**Records:**
========================

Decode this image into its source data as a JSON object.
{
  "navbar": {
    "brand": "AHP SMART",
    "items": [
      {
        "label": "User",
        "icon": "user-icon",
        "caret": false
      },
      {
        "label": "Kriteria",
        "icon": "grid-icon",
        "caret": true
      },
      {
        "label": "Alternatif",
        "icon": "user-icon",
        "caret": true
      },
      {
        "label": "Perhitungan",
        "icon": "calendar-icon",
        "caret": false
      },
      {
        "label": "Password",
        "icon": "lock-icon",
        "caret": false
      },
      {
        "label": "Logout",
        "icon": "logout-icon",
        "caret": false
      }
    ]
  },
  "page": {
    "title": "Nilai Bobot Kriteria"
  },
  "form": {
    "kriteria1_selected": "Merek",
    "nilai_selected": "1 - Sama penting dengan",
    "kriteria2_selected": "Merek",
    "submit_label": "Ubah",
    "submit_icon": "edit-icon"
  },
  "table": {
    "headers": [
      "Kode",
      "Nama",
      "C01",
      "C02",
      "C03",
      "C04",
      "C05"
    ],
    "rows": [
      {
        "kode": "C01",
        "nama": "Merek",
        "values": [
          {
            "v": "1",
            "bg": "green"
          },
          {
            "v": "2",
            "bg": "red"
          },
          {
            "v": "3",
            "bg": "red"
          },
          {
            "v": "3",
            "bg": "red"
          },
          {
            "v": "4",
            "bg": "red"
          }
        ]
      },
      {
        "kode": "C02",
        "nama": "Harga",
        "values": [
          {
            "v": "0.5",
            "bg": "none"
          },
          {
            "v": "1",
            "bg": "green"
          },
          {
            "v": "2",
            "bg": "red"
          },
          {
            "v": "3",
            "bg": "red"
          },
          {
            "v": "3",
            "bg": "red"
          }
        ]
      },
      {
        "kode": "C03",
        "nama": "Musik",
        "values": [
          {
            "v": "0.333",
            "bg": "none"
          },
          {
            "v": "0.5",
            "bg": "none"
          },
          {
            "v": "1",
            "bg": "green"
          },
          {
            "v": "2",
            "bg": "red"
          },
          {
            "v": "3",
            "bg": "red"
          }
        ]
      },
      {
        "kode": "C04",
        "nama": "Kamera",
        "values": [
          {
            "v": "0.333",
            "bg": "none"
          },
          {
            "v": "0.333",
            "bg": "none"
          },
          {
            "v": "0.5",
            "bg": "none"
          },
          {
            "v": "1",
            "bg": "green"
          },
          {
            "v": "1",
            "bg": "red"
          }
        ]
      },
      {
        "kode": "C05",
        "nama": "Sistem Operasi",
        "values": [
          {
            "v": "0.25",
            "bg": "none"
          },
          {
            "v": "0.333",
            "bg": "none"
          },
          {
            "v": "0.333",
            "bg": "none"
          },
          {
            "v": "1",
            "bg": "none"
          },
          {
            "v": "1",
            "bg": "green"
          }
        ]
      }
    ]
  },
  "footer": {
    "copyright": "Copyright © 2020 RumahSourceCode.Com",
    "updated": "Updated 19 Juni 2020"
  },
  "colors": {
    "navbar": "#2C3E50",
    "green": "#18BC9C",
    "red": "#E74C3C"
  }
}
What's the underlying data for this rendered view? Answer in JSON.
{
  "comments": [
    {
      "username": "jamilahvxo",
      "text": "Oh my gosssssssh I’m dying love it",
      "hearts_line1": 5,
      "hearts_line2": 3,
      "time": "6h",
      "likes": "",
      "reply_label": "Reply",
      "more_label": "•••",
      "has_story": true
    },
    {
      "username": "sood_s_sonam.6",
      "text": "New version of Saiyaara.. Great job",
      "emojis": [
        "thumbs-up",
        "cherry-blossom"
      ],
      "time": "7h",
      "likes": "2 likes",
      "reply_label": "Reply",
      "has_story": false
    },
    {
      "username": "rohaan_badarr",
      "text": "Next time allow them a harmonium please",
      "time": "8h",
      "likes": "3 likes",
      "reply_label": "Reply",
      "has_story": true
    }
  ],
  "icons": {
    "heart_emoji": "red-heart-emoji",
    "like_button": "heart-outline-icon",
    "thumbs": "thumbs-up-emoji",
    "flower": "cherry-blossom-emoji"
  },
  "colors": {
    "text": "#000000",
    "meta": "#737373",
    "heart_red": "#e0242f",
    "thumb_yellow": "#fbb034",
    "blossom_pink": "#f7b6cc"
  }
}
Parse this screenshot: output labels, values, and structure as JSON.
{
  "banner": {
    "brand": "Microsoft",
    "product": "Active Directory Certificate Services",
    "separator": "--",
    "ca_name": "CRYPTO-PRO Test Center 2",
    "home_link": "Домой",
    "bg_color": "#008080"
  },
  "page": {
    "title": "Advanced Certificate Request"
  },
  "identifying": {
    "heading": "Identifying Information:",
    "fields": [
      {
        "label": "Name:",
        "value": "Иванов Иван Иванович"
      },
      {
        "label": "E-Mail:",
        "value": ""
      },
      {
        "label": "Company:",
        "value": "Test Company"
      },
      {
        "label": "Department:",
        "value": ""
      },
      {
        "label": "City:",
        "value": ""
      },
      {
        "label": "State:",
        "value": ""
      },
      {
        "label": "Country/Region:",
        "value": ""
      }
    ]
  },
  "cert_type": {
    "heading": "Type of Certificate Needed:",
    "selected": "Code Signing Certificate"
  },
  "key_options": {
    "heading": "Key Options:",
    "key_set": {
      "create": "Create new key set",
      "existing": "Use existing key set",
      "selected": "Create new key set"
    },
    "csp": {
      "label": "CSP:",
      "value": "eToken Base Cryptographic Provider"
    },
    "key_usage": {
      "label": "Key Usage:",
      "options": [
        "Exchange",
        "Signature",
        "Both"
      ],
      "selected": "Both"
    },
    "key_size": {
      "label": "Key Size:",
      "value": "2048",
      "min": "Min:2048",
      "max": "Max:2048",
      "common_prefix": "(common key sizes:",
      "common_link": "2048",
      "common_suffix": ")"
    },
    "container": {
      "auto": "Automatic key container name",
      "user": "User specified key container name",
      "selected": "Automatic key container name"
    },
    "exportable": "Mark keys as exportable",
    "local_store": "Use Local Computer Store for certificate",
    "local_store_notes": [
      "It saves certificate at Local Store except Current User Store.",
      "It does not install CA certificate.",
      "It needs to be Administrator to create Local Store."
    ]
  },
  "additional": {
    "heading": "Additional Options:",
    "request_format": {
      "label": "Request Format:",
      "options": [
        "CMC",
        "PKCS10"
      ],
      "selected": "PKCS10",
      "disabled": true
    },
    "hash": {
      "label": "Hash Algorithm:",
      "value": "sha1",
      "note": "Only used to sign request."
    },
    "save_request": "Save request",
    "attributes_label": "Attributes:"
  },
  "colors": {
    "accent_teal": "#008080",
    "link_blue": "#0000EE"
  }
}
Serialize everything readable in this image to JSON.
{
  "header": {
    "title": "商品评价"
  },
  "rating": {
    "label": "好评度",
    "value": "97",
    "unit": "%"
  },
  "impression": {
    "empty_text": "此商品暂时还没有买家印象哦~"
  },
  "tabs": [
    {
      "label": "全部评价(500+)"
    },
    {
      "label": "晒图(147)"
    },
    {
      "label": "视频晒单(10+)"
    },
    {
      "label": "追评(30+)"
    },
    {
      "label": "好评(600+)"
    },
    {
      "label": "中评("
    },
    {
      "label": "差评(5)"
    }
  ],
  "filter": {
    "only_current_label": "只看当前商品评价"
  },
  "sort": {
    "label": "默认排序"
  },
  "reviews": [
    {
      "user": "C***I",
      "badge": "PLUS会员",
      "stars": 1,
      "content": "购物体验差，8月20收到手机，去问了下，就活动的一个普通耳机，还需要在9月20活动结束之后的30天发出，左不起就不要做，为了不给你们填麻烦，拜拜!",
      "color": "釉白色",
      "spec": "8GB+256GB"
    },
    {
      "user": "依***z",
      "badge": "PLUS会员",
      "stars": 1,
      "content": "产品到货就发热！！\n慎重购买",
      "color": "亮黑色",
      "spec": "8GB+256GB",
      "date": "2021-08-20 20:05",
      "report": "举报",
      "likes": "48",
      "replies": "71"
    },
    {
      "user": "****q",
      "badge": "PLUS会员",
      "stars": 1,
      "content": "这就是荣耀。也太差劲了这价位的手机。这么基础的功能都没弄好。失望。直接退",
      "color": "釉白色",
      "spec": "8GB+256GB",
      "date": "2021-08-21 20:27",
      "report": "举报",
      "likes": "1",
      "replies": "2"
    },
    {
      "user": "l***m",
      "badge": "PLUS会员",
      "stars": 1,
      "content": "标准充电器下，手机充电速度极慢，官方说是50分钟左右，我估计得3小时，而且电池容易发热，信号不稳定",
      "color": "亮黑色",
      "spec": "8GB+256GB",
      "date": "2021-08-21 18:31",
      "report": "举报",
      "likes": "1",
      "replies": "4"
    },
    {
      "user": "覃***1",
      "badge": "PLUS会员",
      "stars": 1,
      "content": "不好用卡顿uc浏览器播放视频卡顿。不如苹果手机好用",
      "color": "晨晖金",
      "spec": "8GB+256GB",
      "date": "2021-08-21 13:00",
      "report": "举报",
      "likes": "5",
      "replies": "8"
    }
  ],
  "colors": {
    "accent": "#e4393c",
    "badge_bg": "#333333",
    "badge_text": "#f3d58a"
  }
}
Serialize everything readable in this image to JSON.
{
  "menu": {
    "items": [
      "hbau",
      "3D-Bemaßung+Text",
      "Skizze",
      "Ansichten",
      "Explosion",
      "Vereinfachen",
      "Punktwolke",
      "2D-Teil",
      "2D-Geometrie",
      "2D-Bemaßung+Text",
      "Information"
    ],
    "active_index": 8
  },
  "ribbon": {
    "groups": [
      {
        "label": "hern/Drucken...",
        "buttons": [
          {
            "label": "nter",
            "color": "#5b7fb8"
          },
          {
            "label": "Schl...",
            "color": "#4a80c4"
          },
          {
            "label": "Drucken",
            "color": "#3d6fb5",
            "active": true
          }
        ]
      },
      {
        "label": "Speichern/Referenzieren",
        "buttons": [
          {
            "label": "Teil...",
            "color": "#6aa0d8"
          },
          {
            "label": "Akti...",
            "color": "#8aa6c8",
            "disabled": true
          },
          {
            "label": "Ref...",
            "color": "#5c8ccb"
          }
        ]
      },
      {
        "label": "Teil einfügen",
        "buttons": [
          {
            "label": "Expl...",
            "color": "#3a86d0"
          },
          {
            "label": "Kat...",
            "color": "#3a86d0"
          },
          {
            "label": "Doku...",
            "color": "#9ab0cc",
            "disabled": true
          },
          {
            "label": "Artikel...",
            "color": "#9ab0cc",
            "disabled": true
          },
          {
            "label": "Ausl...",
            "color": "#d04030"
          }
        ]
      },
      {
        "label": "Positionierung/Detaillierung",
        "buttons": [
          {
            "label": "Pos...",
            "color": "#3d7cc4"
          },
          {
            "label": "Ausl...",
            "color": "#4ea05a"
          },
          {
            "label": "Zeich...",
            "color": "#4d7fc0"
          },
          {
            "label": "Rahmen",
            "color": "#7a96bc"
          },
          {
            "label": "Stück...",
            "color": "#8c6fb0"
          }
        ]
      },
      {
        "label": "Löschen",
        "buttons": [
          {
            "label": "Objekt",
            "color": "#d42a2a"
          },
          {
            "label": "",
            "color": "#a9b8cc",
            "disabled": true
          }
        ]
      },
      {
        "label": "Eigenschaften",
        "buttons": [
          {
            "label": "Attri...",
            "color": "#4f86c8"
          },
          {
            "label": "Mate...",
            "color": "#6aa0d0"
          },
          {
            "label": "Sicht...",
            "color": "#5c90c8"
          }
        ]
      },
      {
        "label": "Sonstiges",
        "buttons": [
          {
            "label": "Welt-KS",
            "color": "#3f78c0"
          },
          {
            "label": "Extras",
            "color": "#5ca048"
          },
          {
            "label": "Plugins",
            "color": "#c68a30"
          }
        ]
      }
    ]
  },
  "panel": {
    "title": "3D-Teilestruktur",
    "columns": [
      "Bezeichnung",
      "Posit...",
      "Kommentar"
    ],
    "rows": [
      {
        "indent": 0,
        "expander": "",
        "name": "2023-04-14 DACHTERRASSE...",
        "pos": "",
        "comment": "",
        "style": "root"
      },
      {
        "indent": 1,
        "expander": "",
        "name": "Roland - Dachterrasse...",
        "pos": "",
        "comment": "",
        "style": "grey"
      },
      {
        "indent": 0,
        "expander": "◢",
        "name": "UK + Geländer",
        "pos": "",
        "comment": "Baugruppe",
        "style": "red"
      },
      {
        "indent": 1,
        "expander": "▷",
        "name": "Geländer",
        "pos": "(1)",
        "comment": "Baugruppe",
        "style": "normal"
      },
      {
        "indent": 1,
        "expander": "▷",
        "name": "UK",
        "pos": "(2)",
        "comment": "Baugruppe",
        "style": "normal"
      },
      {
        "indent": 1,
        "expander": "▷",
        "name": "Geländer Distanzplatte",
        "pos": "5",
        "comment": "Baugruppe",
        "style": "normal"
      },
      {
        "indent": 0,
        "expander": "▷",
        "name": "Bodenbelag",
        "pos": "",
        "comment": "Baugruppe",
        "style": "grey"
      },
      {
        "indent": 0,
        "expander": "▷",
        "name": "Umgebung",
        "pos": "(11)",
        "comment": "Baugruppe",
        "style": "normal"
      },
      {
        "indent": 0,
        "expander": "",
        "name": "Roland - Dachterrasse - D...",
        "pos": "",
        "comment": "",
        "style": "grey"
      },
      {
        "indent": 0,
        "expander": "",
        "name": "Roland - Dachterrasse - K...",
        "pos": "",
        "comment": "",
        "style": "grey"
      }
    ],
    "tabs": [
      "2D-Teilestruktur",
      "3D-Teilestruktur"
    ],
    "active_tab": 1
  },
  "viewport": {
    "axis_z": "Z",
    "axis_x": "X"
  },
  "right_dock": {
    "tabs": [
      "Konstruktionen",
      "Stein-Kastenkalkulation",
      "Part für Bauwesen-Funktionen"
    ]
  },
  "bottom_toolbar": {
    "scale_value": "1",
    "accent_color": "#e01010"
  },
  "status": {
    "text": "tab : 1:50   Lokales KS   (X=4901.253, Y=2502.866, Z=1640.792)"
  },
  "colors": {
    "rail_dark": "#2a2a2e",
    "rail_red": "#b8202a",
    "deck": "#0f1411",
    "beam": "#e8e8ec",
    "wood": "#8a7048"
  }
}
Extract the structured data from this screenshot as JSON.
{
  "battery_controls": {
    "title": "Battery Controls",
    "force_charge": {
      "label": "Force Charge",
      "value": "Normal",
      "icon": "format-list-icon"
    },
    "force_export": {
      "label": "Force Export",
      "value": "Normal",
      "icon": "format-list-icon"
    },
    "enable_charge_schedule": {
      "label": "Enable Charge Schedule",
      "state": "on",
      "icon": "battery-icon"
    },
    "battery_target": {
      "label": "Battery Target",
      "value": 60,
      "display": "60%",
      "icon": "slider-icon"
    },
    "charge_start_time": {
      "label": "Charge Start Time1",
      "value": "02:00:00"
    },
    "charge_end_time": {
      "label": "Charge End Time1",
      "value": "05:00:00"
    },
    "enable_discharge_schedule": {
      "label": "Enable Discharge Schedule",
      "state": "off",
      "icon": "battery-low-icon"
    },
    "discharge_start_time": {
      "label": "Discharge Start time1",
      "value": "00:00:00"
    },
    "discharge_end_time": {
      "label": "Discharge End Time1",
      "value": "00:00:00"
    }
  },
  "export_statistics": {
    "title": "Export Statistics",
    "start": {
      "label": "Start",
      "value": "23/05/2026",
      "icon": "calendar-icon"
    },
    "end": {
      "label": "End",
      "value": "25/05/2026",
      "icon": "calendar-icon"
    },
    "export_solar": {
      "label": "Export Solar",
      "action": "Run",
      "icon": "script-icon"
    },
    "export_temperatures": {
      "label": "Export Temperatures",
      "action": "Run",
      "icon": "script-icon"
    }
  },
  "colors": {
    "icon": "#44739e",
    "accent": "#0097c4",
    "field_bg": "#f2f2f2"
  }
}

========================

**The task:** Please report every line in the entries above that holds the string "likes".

**Written response:**
      "likes": "",
      "likes": "2 likes",
      "likes": "3 likes",
      "likes": "48",
      "likes": "1",
      "likes": "1",
      "likes": "5",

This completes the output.